Of course by now I’m sure that you’ve figured out that these excerpts are from my own, very disturbing diary…so yes I do understand what was going through the mind of Aaron Hernandez, because it goes through the mind of all “Lifer’s”.
In my opinion, since it seems to have some weight on the subject, I believe that Aaron Hernandez, after much thought, came to the decision that his life had run its course. I think that he felt it best, for his daughter, his wife and for the families involved, if he simply moved on.
You see, when a person comes to the realization that they love someone else more than themselves, they see life differently than others. And sad as it is, sometimes you don’t even know how much you love someone until your separated from them. Couple that with the realization that to be in prison is a burden on that person or person’s you love and, arcane thoughts begin to arise. For instance: when someone you love dies, you saddened, but, over time you are able to move on, but when that someone you love is in prison you get the phone calls, the emails, you worry about their safety…you feel obligated to send them money…you can never move on, not really…it never ends.
So, the rational mind, sometimes thinks the irrational thought and comes to the conclusion that it is best, on those he loves, if he just cashes in, thereby granting his loved ones the gift of being released from the cold fingers of prison’s grip.
Mr. Hernandez, I salute you. In my opinion, you have regained your lost honor. Peace be with you.
Now don’t go ta thinkin’ I’m losin’ it in here!
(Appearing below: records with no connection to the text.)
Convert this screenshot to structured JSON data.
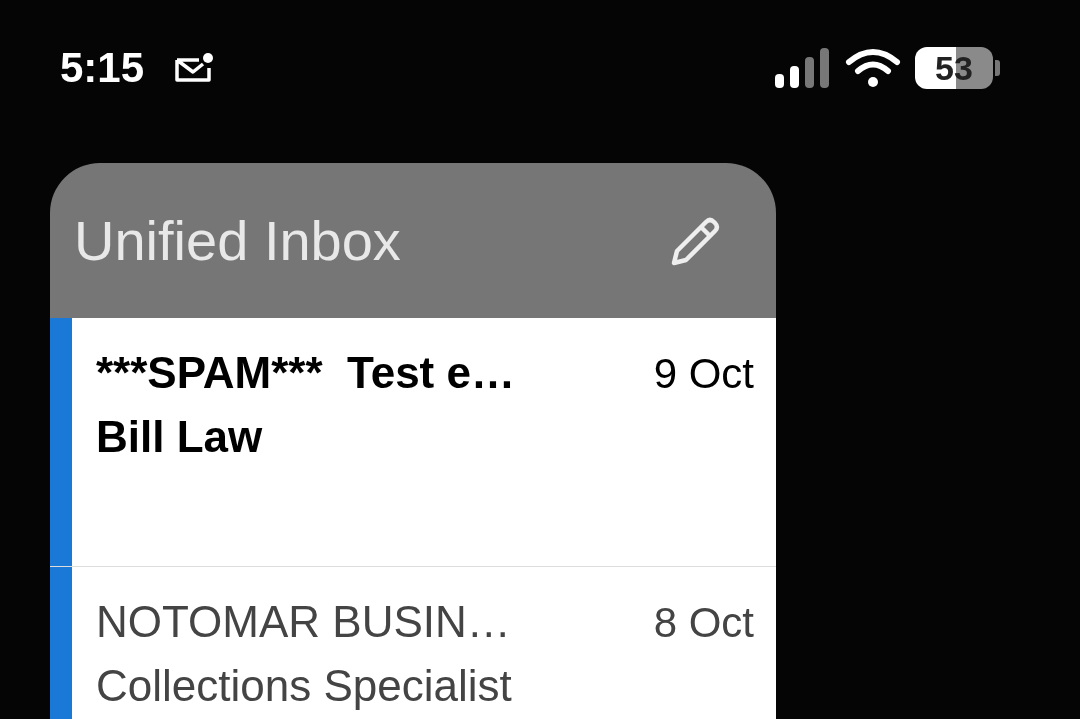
{
  "status_bar": {
    "time": "5:15",
    "battery": "53"
  },
  "widget": {
    "title": "Unified Inbox",
    "messages": [
      {
        "subject": "***SPAM***  Test e…",
        "sender": "Bill Law",
        "date": "9 Oct",
        "unread": true
      },
      {
        "subject": "NOTOMAR BUSIN…",
        "sender": "Collections Specialist",
        "date": "8 Oct",
        "unread": false
      }
    ]
  }
}
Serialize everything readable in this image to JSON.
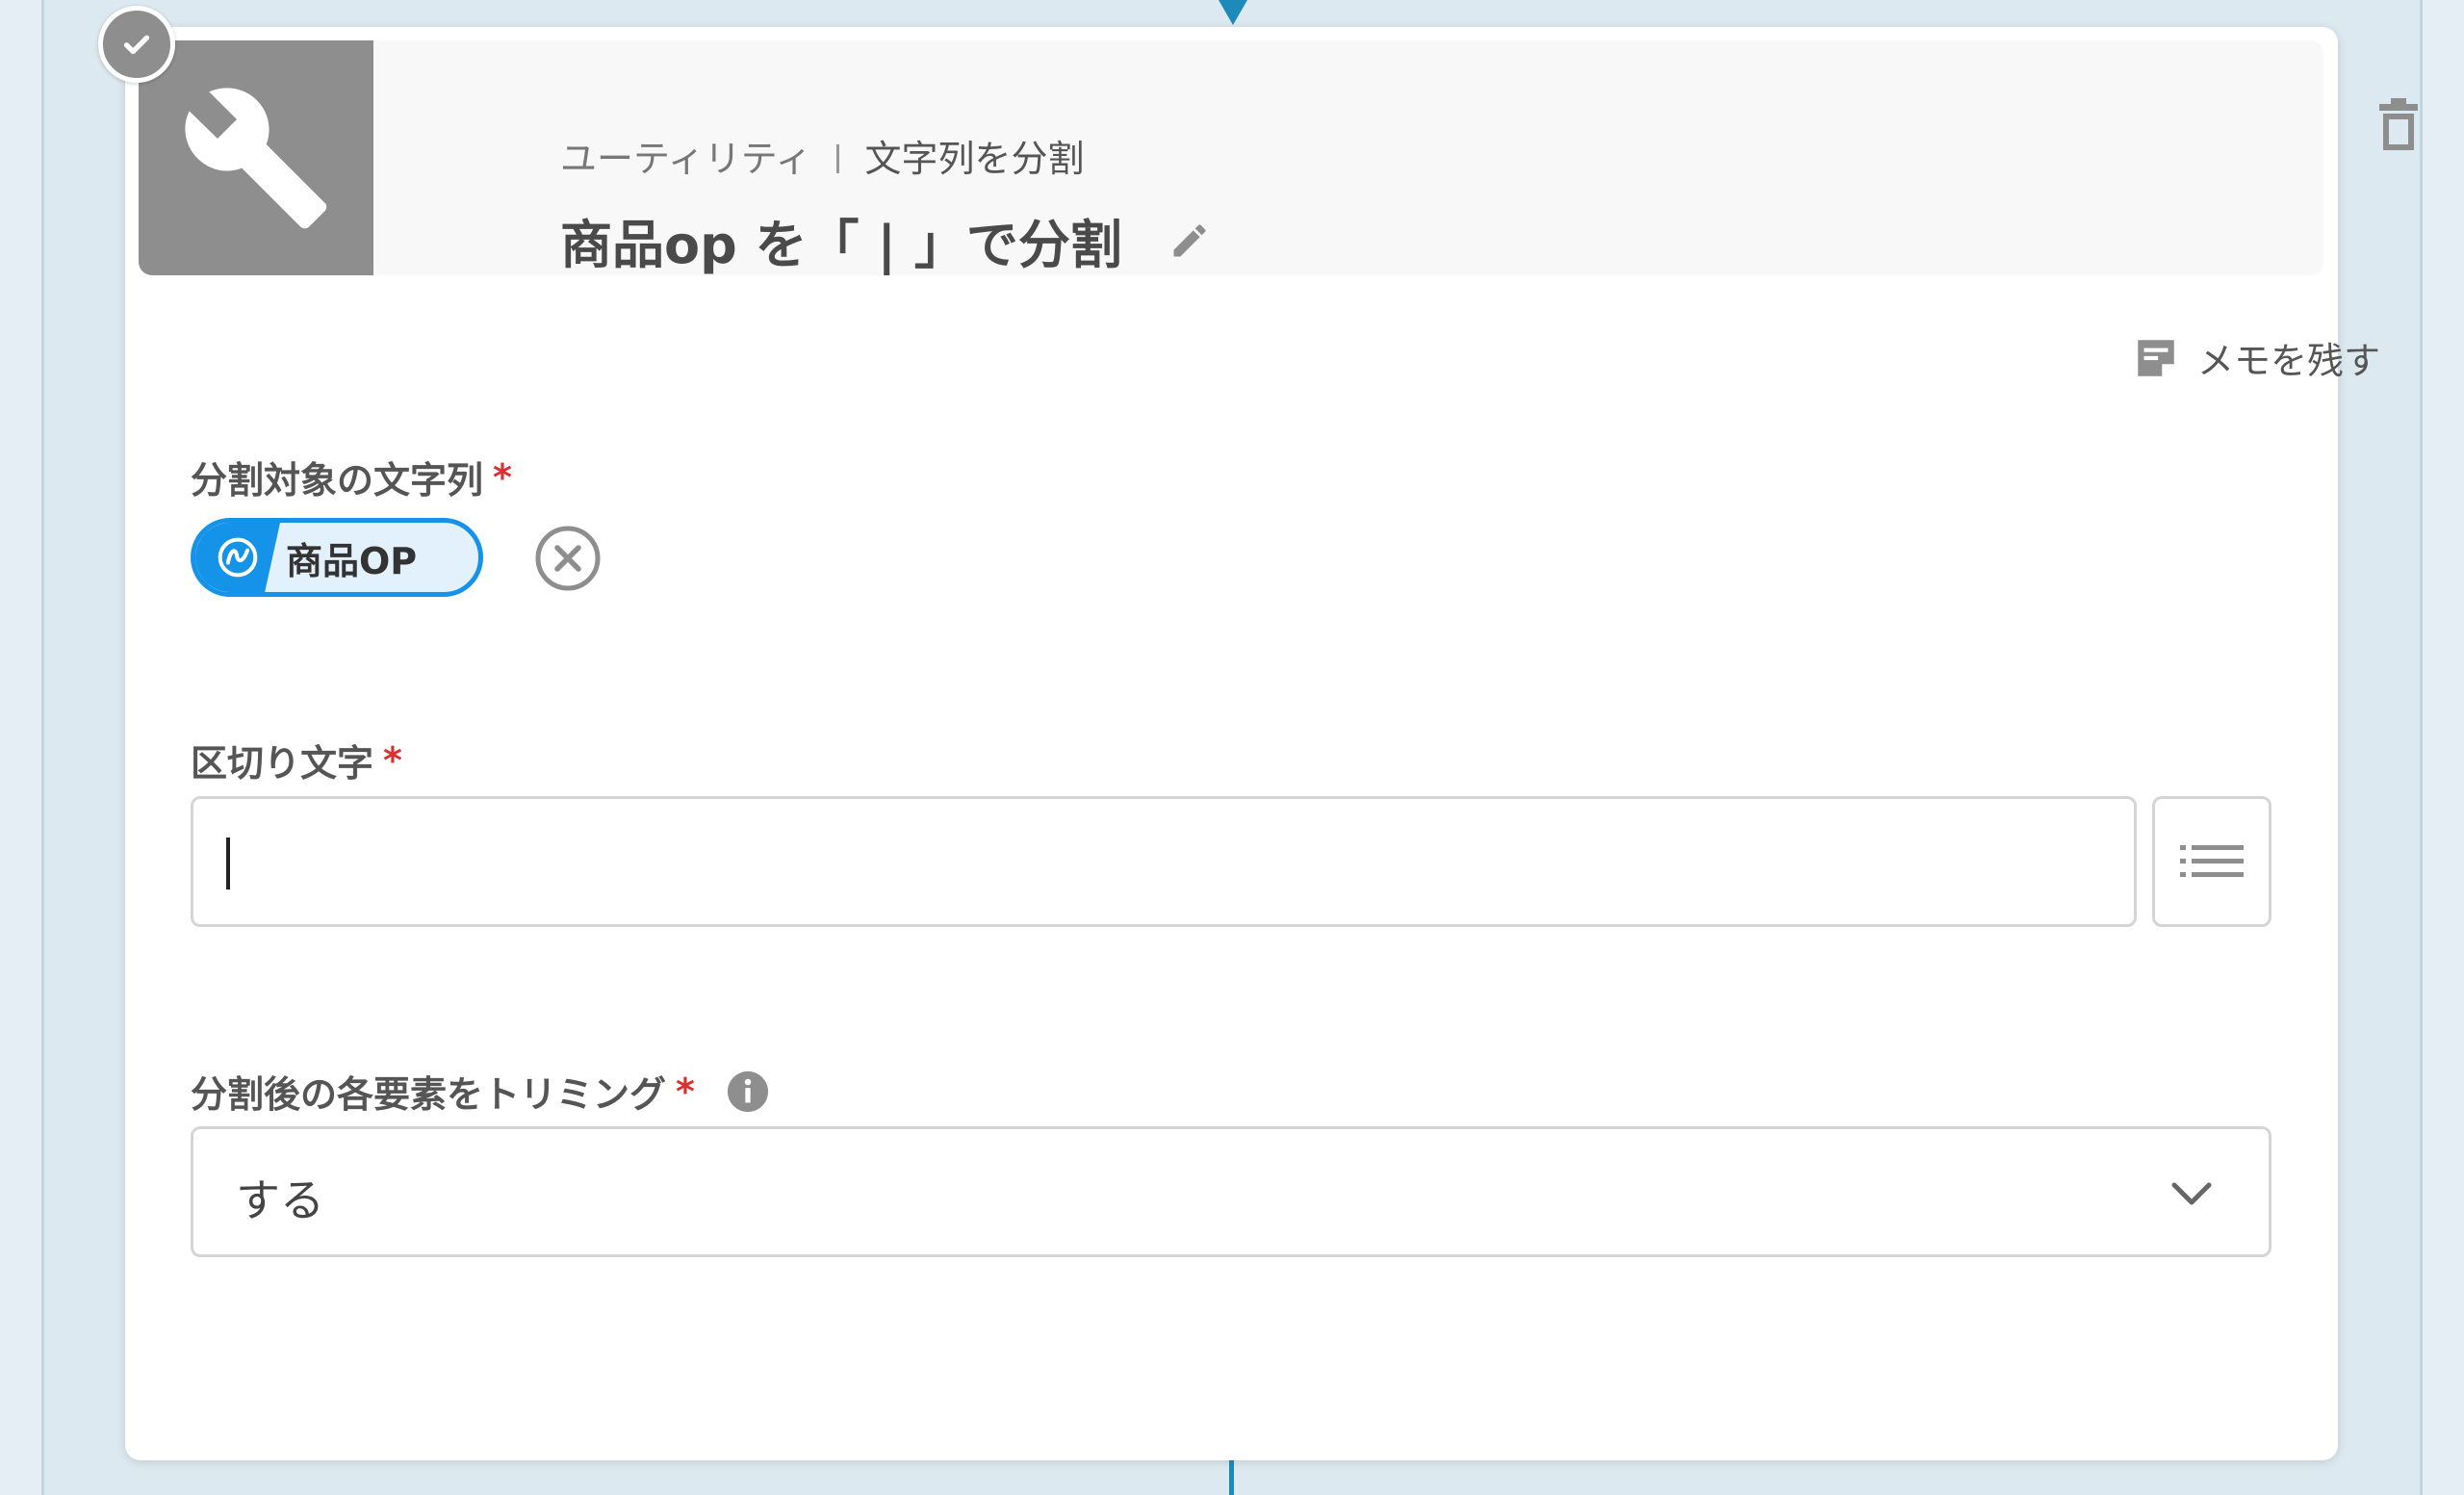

Trust me, I’m too vain ta kill myself… Peace be with you all. And I appreciate you readin’ my stuff.
Three Rivers, 4-30-17